Dennis Miller insists he's not an across-the-board conservative, which may technically be true. Still, there's no doubt America's most sophisticated and most political comedian has been coming out of the conservative closet in a very big way. He hung out with President Bush and campaigned for him earlier this month on a weekend fundraising trip through California. And, on late night talk shows, Miller has applauded President Bush's leadership and cheered the overthrow of Saddam Hussein. Moreover, Miller has lately been pounding the Democratic leadership, the abortion lobby, the French, and big-time lefties like Norman Mailer and Michael Moore. And recently Miller took the final, defining step to becoming a big-time public conservative, by signing up for a regular gig at Fox....
But back to the whole political identity business: "I don't think of myself as a classic conservative," says Miller. "I think of myself as a pragmatist. And these days, pragmatism falls into the conservative camp. We have to depend on ourselves in this country right now because we can't depend on anyone else. We are simultaneously the most loved, hated, feared, and respected nation on this planet. In short, we're Frank Sinatra. And Sinatra didn't become Sinatra playing down for punks outside the Fontainebleau [Hotel]."
September 11 marked the turning point of Miller's voyage to the right, but as far back as 1996 he was referring to himself as a conservative libertarian. Increasingly, Miller couldn't stomach the left's many attempts to demonize politicians like Rudy Giuliani and, later, Attorney General John Ashcroft. "With Giuliani, I was preconditioned to think he was heavy-handed. When actually examining him for myself, I said, 'Wow, New York seems to be running so well.' The guy has a good sense of humor when he talks. I dug him. And then obviously everything was borne out after 9/11 what a great man he is. And with John Ashcroft, the main civil liberty I'm looking to protect is the 'me not getting blown up' one. I don't know if it's written down anywhere in Tom Paine's crib sheets, but that's my big one."
Miller's not shy about military action. Against Syria, he supports it. Also in Iran, where he says regime change will be an "easier overthrow" than in Iraq....
While he waits for freedom to spread through the Middle East, Miller's ready to see democracy in action in his home state of California. "We've got a $38 billion deficit. I look at the California budget, and I see that we're paying to remove tattoos. It's the petri dish for untethered liberalism. I'm telling you, this place is turning into Sweden. Except, at least there the blondes are authentic."...
Sizing up the [Democratic] party's presidential candidates, he says, "I knew Kerry was going to have to run for president because his features are so chiseled, his actual skull could be on Mt. Rushmore. The guy looks like an Easter Island statue in a power tie. Howard Dean can roll up his sleeves in public all he wants, but as long as you can see that heart tattoo with Neville Chamberlain's name on his right forearm, he's never going to get off the pad. I hope they send Howard Dean out to do battle with Bush because he'll get his ass handed to him quicker than someone who just got out of liposuction surgery."

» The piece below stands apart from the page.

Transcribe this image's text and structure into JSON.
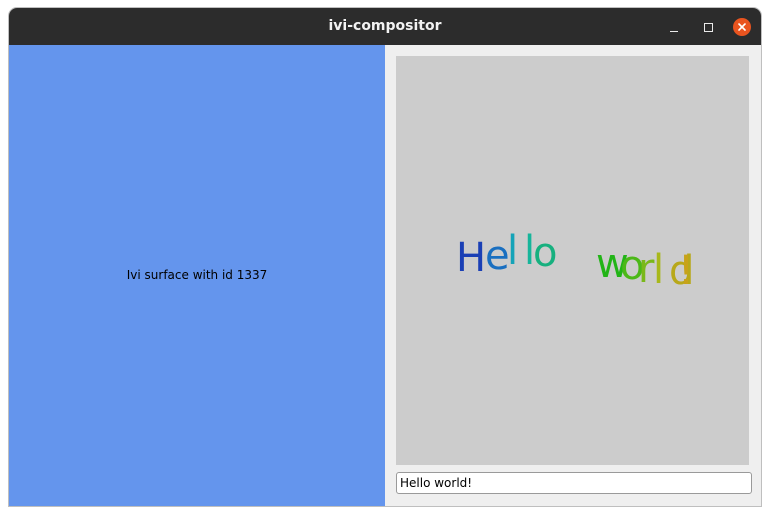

And it's not just leading Democrats who rile Miller, but the party as well, beginning with DNC chairman Terry McAuliffe: "You know, people are looking to buy a way of life here, and McAuliffe looks like he's trying to sell them a used Z28. I think you're talking about 7 out of 10 people are thinking what I'm thinking. They want to be protected. It's fine to talk about health care, but I think most people are thinking they don't want to have to use their health care to get stitched up after they're blown up in a bomb blast by a nut case. They want the nut case killed before that happens. So, in that case, it becomes preemptive health care. As I get older, it seems unsafe to me to be anything but a conservative."
END of Excerpt
For the article in its entirety: www.weeklystandard.com 
# Another plug for tonight, Wednesday: CBS News reporter Lesley Stahl is scheduled to appear on CBS's Late Late Show with Craig Kilborn.
-- Brent Baker